◆ WORK TO COMPLETE ◆
Pull every line with "icon" from the entries below.

── MATERIAL FOR THIS TASK ──

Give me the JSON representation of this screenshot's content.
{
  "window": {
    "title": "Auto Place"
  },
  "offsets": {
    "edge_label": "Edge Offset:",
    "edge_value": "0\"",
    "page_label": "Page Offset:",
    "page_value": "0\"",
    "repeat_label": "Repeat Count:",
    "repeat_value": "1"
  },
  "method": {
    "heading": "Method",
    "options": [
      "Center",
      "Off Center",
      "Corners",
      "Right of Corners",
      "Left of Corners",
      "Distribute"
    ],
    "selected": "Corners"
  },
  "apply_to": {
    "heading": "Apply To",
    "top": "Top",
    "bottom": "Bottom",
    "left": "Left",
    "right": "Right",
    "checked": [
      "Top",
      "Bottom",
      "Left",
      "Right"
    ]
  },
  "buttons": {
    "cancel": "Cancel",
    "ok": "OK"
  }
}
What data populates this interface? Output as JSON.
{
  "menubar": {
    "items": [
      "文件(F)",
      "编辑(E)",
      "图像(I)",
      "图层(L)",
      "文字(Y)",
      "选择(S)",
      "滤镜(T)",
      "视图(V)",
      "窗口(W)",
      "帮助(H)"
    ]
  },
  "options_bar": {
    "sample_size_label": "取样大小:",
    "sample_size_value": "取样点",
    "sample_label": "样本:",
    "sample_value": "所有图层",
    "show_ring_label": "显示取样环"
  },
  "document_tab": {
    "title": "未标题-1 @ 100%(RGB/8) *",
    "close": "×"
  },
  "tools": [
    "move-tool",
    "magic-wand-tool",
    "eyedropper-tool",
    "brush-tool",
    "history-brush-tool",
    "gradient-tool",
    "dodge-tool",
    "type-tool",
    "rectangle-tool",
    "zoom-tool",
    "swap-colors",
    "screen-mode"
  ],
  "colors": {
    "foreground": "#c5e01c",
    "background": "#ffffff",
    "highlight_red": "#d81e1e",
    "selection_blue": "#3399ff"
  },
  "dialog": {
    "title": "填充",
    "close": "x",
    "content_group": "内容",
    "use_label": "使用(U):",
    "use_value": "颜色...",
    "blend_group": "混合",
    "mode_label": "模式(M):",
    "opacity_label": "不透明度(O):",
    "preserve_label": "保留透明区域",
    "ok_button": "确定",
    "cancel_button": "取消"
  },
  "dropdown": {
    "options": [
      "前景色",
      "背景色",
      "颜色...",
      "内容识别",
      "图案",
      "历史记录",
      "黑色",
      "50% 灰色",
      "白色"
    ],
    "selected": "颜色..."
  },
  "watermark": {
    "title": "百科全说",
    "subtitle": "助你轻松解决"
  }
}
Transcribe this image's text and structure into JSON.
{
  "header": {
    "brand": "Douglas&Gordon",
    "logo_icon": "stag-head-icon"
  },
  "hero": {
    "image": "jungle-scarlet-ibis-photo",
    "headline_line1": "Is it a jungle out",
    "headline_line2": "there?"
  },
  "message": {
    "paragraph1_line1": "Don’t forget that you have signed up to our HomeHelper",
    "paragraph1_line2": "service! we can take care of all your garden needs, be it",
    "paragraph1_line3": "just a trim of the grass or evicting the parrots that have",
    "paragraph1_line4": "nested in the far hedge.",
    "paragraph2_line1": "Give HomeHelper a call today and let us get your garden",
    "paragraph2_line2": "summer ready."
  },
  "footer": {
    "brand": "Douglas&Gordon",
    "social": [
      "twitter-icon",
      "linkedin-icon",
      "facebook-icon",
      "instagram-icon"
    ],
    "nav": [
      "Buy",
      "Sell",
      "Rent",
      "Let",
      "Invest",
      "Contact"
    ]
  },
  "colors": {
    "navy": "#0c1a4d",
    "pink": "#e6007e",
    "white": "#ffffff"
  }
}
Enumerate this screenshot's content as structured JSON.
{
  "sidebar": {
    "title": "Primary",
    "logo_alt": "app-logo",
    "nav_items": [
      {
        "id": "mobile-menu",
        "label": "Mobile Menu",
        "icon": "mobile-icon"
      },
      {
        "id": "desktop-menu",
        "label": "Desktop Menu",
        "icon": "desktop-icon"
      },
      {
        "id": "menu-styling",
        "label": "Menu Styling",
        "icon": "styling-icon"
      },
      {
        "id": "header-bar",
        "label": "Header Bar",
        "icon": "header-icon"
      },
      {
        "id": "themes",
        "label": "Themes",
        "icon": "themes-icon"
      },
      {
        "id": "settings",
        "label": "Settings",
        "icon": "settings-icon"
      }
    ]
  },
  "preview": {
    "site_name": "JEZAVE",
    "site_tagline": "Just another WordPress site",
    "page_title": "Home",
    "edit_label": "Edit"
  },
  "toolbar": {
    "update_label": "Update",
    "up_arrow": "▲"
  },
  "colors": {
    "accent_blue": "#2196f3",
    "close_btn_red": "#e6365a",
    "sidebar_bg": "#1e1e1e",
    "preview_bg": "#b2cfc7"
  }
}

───

◆ WRITTEN SOLUTION ◆
    "logo_icon": "stag-head-icon"
      "twitter-icon",
      "linkedin-icon",
      "facebook-icon",
      "instagram-icon"
        "icon": "mobile-icon"
        "icon": "desktop-icon"
        "icon": "styling-icon"
        "icon": "header-icon"
        "icon": "themes-icon"
        "icon": "settings-icon"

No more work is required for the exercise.